Gothic September is hosted by Michelle at Castle Macabre. Visit for all the details!
The first short story for the Gothic September Poe Read-a-long is “Ligeia.”
Man doth not yield him to the angels, nor unto death utterly, save only through the weakness of his feeble will.
“Ligeia” begins with this quote from Joseph Glanvill, a 17th century natural philosopher and atheist and also a proponent of the supernatural and witchcraft. Sometimes, epigraphs are only tentatively connected to the text, but this quote is repeated three times within the story!
Right off the bat, we learn that there is some mystery to Lady Ligeia. Our narrator doesn’t quite remember how he came to know her and realizes that he never even knew her last name! She is attractive, but her classical beauty is queered by her very large eyes and her unfathomable expressions. Not only is Lady Ligeia a looker, but she’s smart too! She surpasses our narrator’s knowledge in the metaphysical investigations of which they are both interested. Alas, as women tend to do in Poe stories, Ligeia dies. On her deathbed, she quotes Mr. Glanvill.
At this point, our narrator needs a change of scenery. He leaves the old city on the Rhine where he and Ligeia lived and purchases an abbey in some remote part of England. He remarries too. Rowena is the photo negative of Ligeia–blonde and blue-eyed where Ligeia was dark. I also kind of get the feeling that our narrator married her more for her title than any other attributes. Poe indulges in an intricate description of the bridal chamber, including the granite sarcophagi in each corner of the octagonal room and the phantasmagorical wall hangings. Right about here is where one could write a whole separate Gothic novel about poor Rowena living, *ahem* briefly, in the shadow of Ligeia.

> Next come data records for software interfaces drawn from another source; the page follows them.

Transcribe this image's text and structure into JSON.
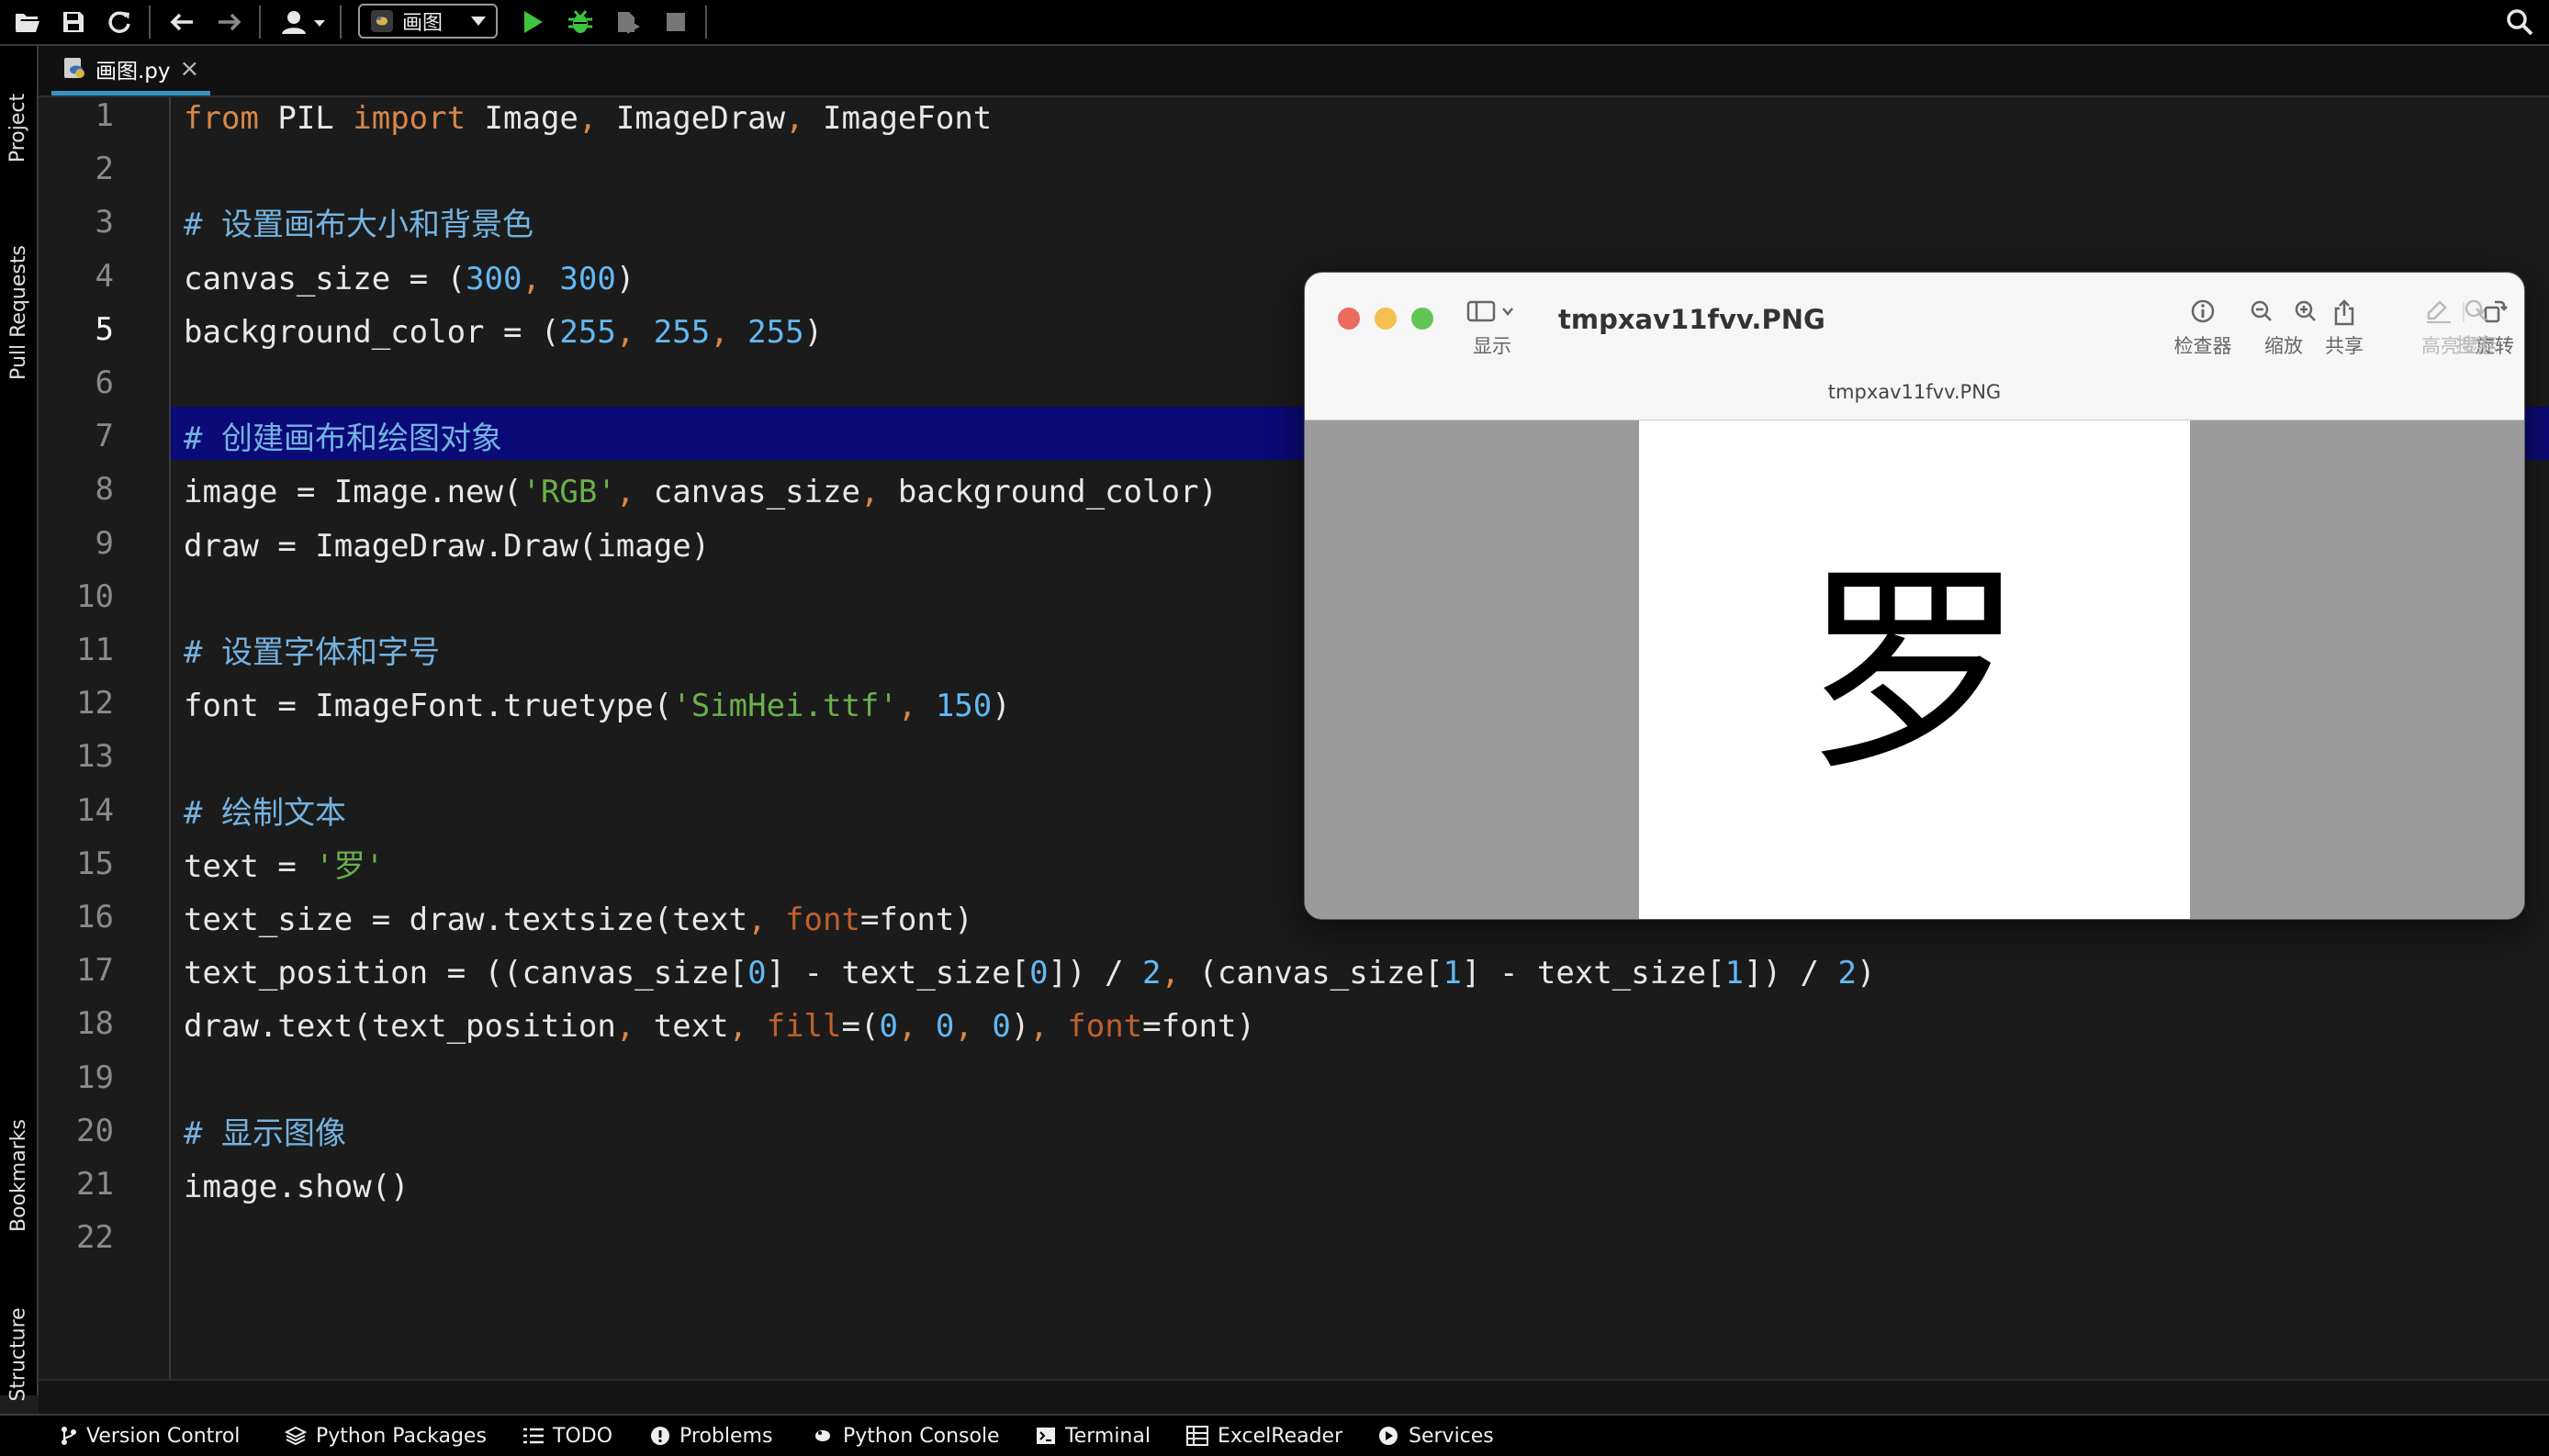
{
  "toolbar": {
    "run_config_label": "画图"
  },
  "left_rail": {
    "project": "Project",
    "pull_requests": "Pull Requests",
    "bookmarks": "Bookmarks",
    "structure": "Structure"
  },
  "editor_tab": {
    "file_name": "画图.py",
    "close": "×"
  },
  "editor": {
    "line_numbers": [
      "1",
      "2",
      "3",
      "4",
      "5",
      "6",
      "7",
      "8",
      "9",
      "10",
      "11",
      "12",
      "13",
      "14",
      "15",
      "16",
      "17",
      "18",
      "19",
      "20",
      "21",
      "22"
    ],
    "active_line": "5",
    "code": {
      "l1": {
        "p1": "from",
        "p2": " PIL ",
        "p3": "import",
        "p4": " Image",
        ",1": ",",
        "p5": " ImageDraw",
        ",2": ",",
        "p6": " ImageFont"
      },
      "l3": "# 设置画布大小和背景色",
      "l4": {
        "a": "canvas_size = (",
        "n1": "300",
        ",": ", ",
        "n2": "300",
        "b": ")"
      },
      "l5": {
        "a": "background_color = (",
        "n1": "255",
        "c1": ", ",
        "n2": "255",
        "c2": ", ",
        "n3": "255",
        "b": ")"
      },
      "l7": "# 创建画布和绘图对象",
      "l8": {
        "a": "image = Image.new(",
        "s": "'RGB'",
        "c1": ", ",
        "b": "canvas_size",
        "c2": ", ",
        "c": "background_color)"
      },
      "l9": "draw = ImageDraw.Draw(image)",
      "l11": "# 设置字体和字号",
      "l12": {
        "a": "font = ImageFont.truetype(",
        "s": "'SimHei.ttf'",
        "c": ", ",
        "n": "150",
        "b": ")"
      },
      "l14": "# 绘制文本",
      "l15": {
        "a": "text = ",
        "s": "'罗'"
      },
      "l16": {
        "a": "text_size = draw.textsize(text",
        "c": ", ",
        "k": "font",
        "b": "=font)"
      },
      "l17": {
        "a": "text_position = ((canvas_size[",
        "n1": "0",
        "b": "] - text_size[",
        "n2": "0",
        "c": "]) / ",
        "n3": "2",
        "c2": ", ",
        "d": "(canvas_size[",
        "n4": "1",
        "e": "] - text_size[",
        "n5": "1",
        "f": "]) / ",
        "n6": "2",
        "g": ")"
      },
      "l18": {
        "a": "draw.text(text_position",
        "c1": ", ",
        "b": "text",
        "c2": ", ",
        "k1": "fill",
        "c": "=(",
        "n1": "0",
        "c3": ", ",
        "n2": "0",
        "c4": ", ",
        "n3": "0",
        "d": ")",
        "c5": ", ",
        "k2": "font",
        "e": "=font)"
      },
      "l20": "# 显示图像",
      "l21": "image.show()"
    }
  },
  "preview": {
    "title": "tmpxav11fvv.PNG",
    "subtitle": "tmpxav11fvv.PNG",
    "tools": {
      "sidebar": "显示",
      "inspector": "检查器",
      "zoom": "缩放",
      "share": "共享",
      "highlight": "高亮显示",
      "rotate": "旋转",
      "markup": "标记",
      "search": "搜索"
    },
    "image_character": "罗"
  },
  "status_bar": {
    "version_control": "Version Control",
    "python_packages": "Python Packages",
    "todo": "TODO",
    "problems": "Problems",
    "python_console": "Python Console",
    "terminal": "Terminal",
    "excel_reader": "ExcelReader",
    "services": "Services"
  },
  "colors": {
    "keyword": "#d8874a",
    "number": "#63b9f3",
    "string": "#6ab04c",
    "comment": "#74b3e0",
    "current_line": "#0a0a78",
    "run_green": "#3ec43e"
  }
}
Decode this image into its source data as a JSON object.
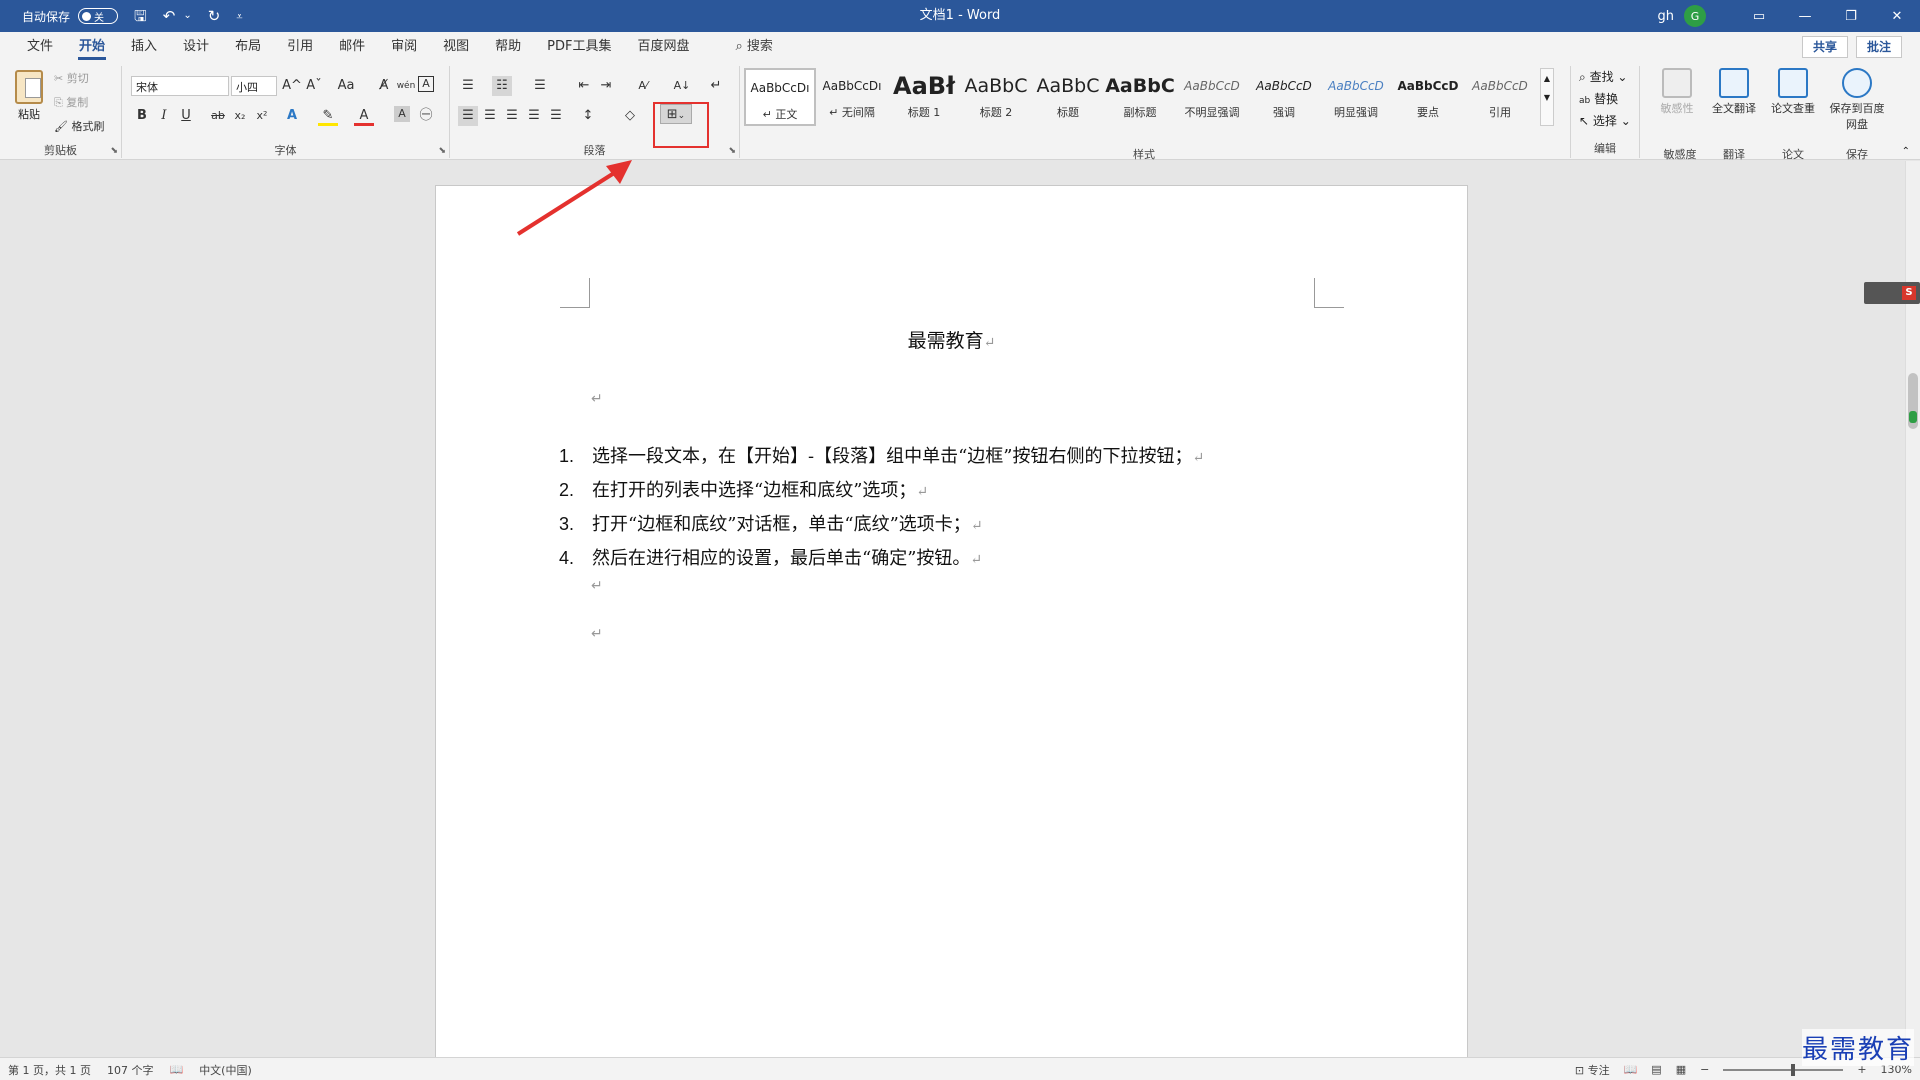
{
  "titlebar": {
    "autosave_label": "自动保存",
    "autosave_state": "关",
    "doc_title": "文档1 - Word",
    "user": "gh",
    "avatar_initial": "G",
    "icons": [
      "save-icon",
      "undo-icon",
      "redo-icon",
      "customize-icon",
      "ribbon-display-icon",
      "minimize-icon",
      "restore-icon",
      "close-icon"
    ],
    "qa": {
      "save": "🖫",
      "undo": "↶",
      "dropdown": "⌄",
      "redo": "↻",
      "customize": "⩡"
    },
    "win": {
      "ribbon": "▭",
      "minimize": "—",
      "restore": "❐",
      "close": "✕"
    }
  },
  "tabs": [
    "文件",
    "开始",
    "插入",
    "设计",
    "布局",
    "引用",
    "邮件",
    "审阅",
    "视图",
    "帮助",
    "PDF工具集",
    "百度网盘"
  ],
  "active_tab": "开始",
  "search_label": "搜索",
  "search_icon": "⌕",
  "share_label": "共享",
  "comment_label": "批注",
  "clipboard": {
    "paste": "粘贴",
    "cut": "剪切",
    "copy": "复制",
    "format_painter": "格式刷",
    "group": "剪贴板"
  },
  "font": {
    "name": "宋体",
    "size": "小四",
    "group": "字体",
    "buttons": {
      "grow": "A^",
      "shrink": "Aˇ",
      "case": "Aa",
      "clear": "A̸",
      "phonetic": "wén",
      "border": "A",
      "bold": "B",
      "italic": "I",
      "underline": "U",
      "strike": "ab",
      "sub": "x₂",
      "sup": "x²",
      "effects": "A",
      "highlight": "✎",
      "color": "A",
      "shading": "A",
      "enclose": "㊀"
    }
  },
  "paragraph": {
    "group": "段落",
    "buttons": {
      "bullets": "☰",
      "numbering": "☷",
      "multilevel": "☰",
      "decrease_indent": "⇤",
      "increase_indent": "⇥",
      "chinese_layout": "A⁄",
      "sort": "A↓",
      "show_marks": "↵",
      "align_left": "☰",
      "center": "☰",
      "align_right": "☰",
      "justify": "☰",
      "distributed": "☰",
      "line_spacing": "↕",
      "fill": "◇",
      "border": "⊞"
    }
  },
  "styles": {
    "group": "样式",
    "items": [
      {
        "sample": "AaBbCcDı",
        "name": "↵ 正文"
      },
      {
        "sample": "AaBbCcDı",
        "name": "↵ 无间隔"
      },
      {
        "sample": "AaBł",
        "name": "标题 1"
      },
      {
        "sample": "AaBbC",
        "name": "标题 2"
      },
      {
        "sample": "AaBbC",
        "name": "标题"
      },
      {
        "sample": "AaBbC",
        "name": "副标题"
      },
      {
        "sample": "AaBbCcD",
        "name": "不明显强调"
      },
      {
        "sample": "AaBbCcD",
        "name": "强调"
      },
      {
        "sample": "AaBbCcD",
        "name": "明显强调"
      },
      {
        "sample": "AaBbCcD",
        "name": "要点"
      },
      {
        "sample": "AaBbCcD",
        "name": "引用"
      }
    ]
  },
  "editing": {
    "find": "查找",
    "replace": "替换",
    "select": "选择",
    "group": "编辑",
    "icons": {
      "find": "⌕",
      "replace": "ab",
      "select": "↖"
    }
  },
  "sensitivity": {
    "label": "敏感性",
    "group": "敏感度"
  },
  "translate": {
    "label": "全文翻译",
    "group": "翻译"
  },
  "paper": {
    "label": "论文查重",
    "group": "论文"
  },
  "save_cloud": {
    "label": "保存到百度网盘",
    "group": "保存"
  },
  "document": {
    "title": "最需教育",
    "list": [
      {
        "num": "1.",
        "text": "选择一段文本，在【开始】-【段落】组中单击“边框”按钮右侧的下拉按钮；"
      },
      {
        "num": "2.",
        "text": "在打开的列表中选择“边框和底纹”选项；"
      },
      {
        "num": "3.",
        "text": "打开“边框和底纹”对话框，单击“底纹”选项卡；"
      },
      {
        "num": "4.",
        "text": "然后在进行相应的设置，最后单击“确定”按钮。"
      }
    ],
    "para_mark": "↵"
  },
  "statusbar": {
    "page": "第 1 页，共 1 页",
    "words": "107 个字",
    "proof_icon": "📖",
    "language": "中文(中国)",
    "focus": "专注",
    "zoom": "130%"
  },
  "watermark": "最需教育",
  "colors": {
    "accent": "#2b579a",
    "highlight_box": "#e4312e"
  }
}
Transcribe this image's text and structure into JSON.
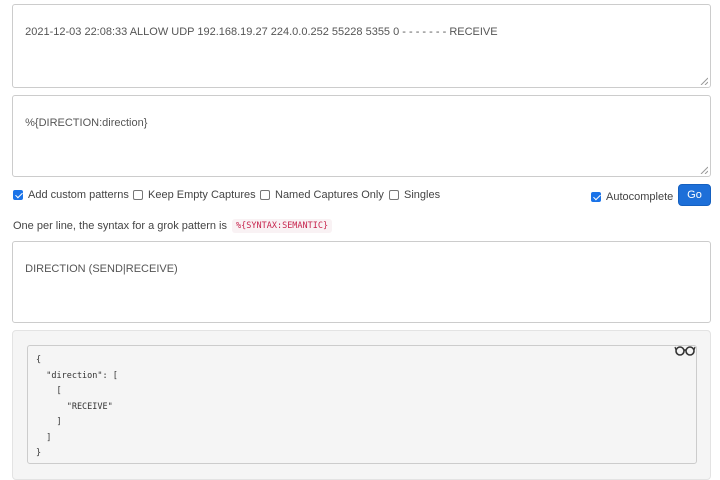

I’ve been thinking recently about first person narrators and how bland they can be, how normal, and how we as readers have come to see them as merely the clear glass through which we see the story. A first person narrator should never be a clear glass; we should probably be aware of the narrator’s prejudices and state of mind. There are no such worries when you’re reading Poe. Our narrator is noticeably obsessed and haunted, and I wonder a little about what part he might have played in the story’s ending.